T.A. Boatright buried a family child and her husband, E.B., here in the late 1880s when the site was known as Elmwood Cemetery. In 1889, she bought land here from C.P. and Julia Crews. Several graves already existed in addition to those of her family, and many were unmarked. Today, the earliest marked grave is that of Joseph Metcalfe (d. 1887).
Over time, the property exchanged hands from the Boatrights to the Haygoods. Birdie Haygood Badger sold the property in 1950 to the newly formed Hutto Cemetery Association, and the cemetery name changed to reflect its association to the community. Records indicate that within the cemetery's bounds are two lots once reserved for paupers, as well as one lot associated with the Swedish church that evolved into Hutto's First Methodist Church.

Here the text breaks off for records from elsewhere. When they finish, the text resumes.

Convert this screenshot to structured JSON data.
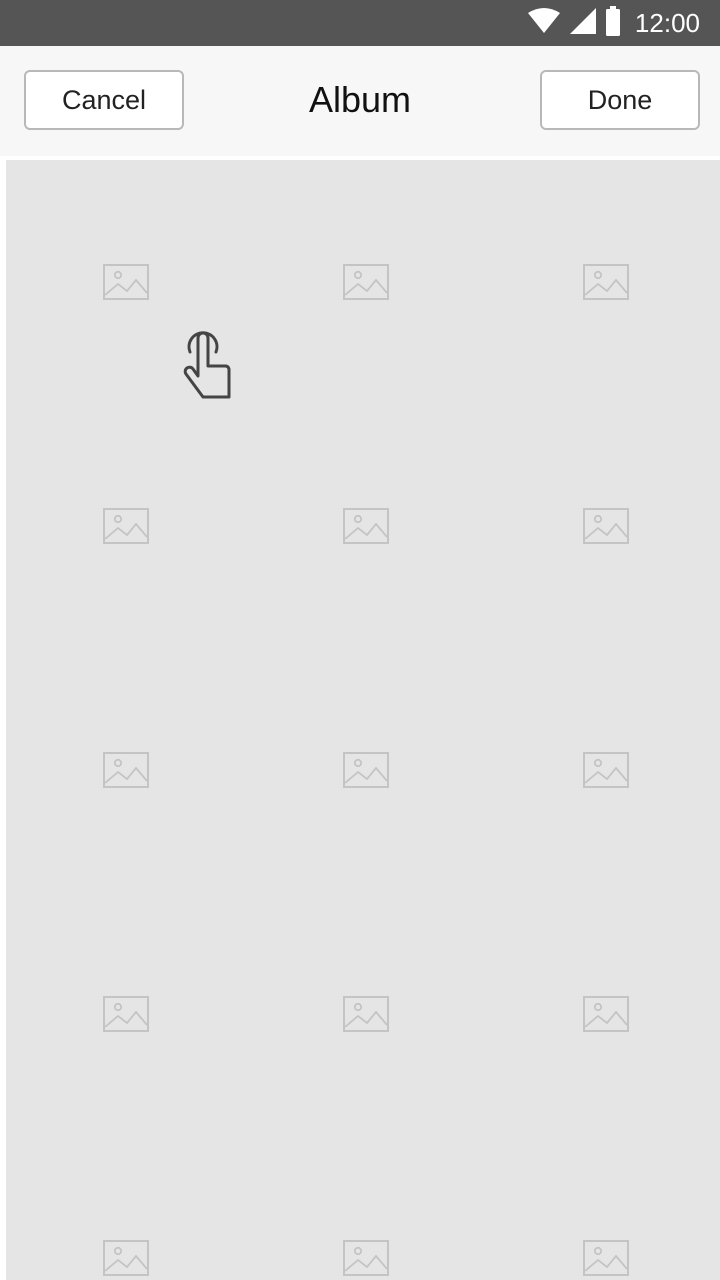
{
  "status_bar": {
    "time": "12:00",
    "icons": [
      "wifi-icon",
      "cell-signal-icon",
      "battery-icon"
    ],
    "background": "#555555"
  },
  "header": {
    "cancel_label": "Cancel",
    "title": "Album",
    "done_label": "Done"
  },
  "album": {
    "rows": 5,
    "columns": 3,
    "placeholder_icon": "image-placeholder-icon",
    "background": "#e5e5e5"
  },
  "gesture_hint": {
    "icon": "tap-hand-icon"
  }
}
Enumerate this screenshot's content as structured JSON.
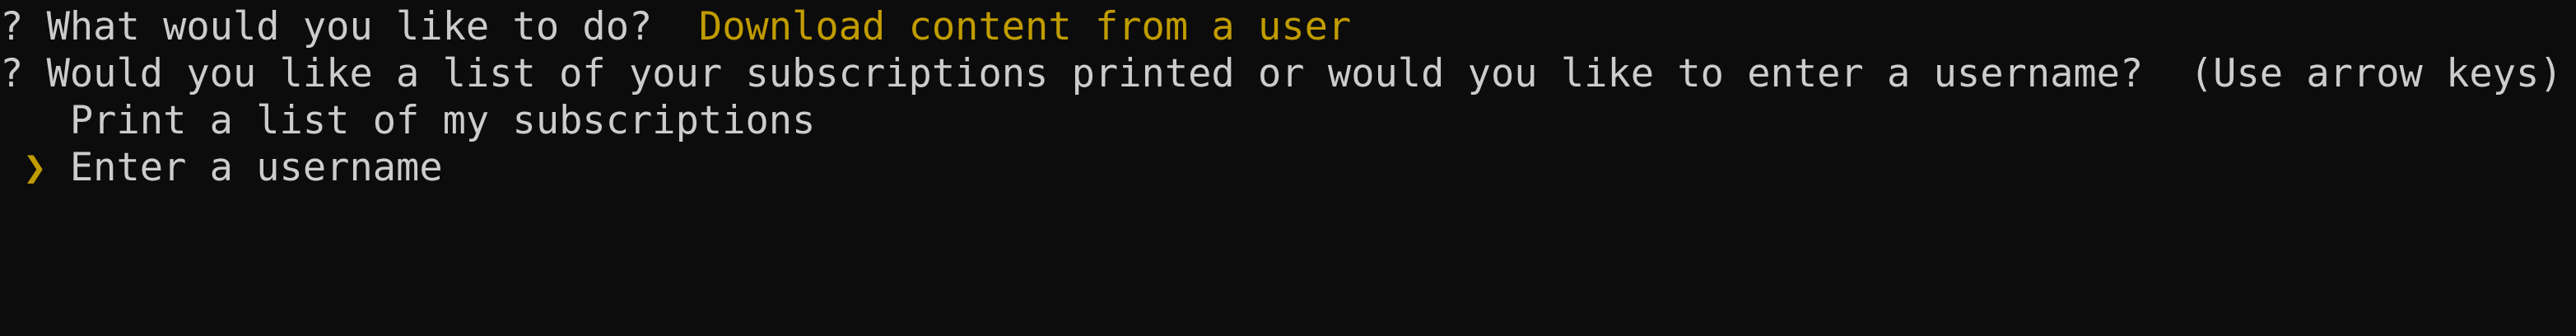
{
  "terminal": {
    "q1": {
      "marker": "?",
      "question": "What would you like to do?",
      "answer": "Download content from a user"
    },
    "q2": {
      "marker": "?",
      "question": "Would you like a list of your subscriptions printed or would you like to enter a username?",
      "hint": "(Use arrow keys)"
    },
    "choices": [
      {
        "label": "Print a list of my subscriptions",
        "pointer": ""
      },
      {
        "label": "Enter a username",
        "pointer": "❯"
      }
    ],
    "colors": {
      "background": "#0c0c0c",
      "text": "#cccccc",
      "accent": "#c19c00"
    }
  }
}
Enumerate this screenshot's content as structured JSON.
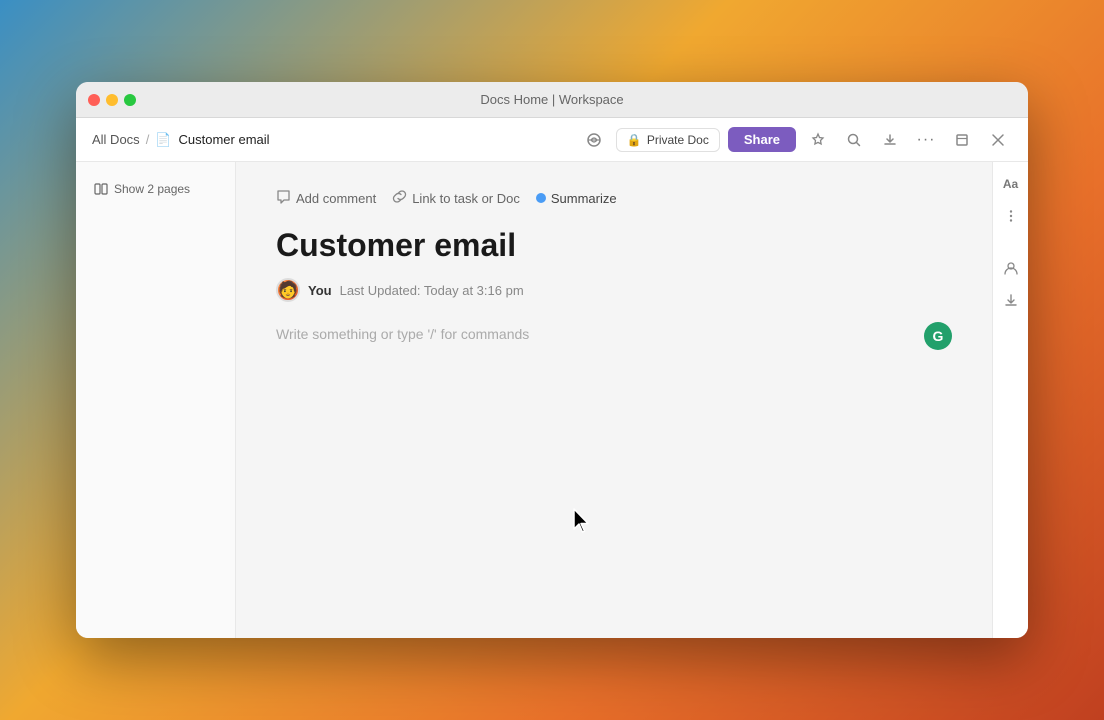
{
  "window": {
    "title": "Docs Home | Workspace"
  },
  "breadcrumb": {
    "all_docs": "All Docs",
    "separator": "/",
    "current": "Customer email",
    "doc_icon": "📄"
  },
  "toolbar": {
    "private_doc_label": "Private Doc",
    "share_label": "Share"
  },
  "sidebar": {
    "show_pages_label": "Show 2 pages",
    "pages_icon": "⊞"
  },
  "doc_actions": {
    "add_comment_label": "Add comment",
    "link_task_label": "Link to task or Doc",
    "summarize_label": "Summarize"
  },
  "document": {
    "title": "Customer email",
    "author": "You",
    "last_updated": "Last Updated: Today at 3:16 pm",
    "placeholder": "Write something or type '/' for commands"
  },
  "right_sidebar": {
    "icons": [
      "Aa",
      "⋮",
      "👤",
      "⬇"
    ]
  },
  "colors": {
    "share_btn": "#7c5cbf",
    "summarize_dot": "#4a9cf5",
    "ai_icon": "#22a06b"
  }
}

The community's history is evident in the cemetery, with text on grave markers signifying settlers who came from other states or countries, area residents who belonged to fraternal organizations or who served in the military as early as the Civil War, and children whose brief lives also contributed to the local history.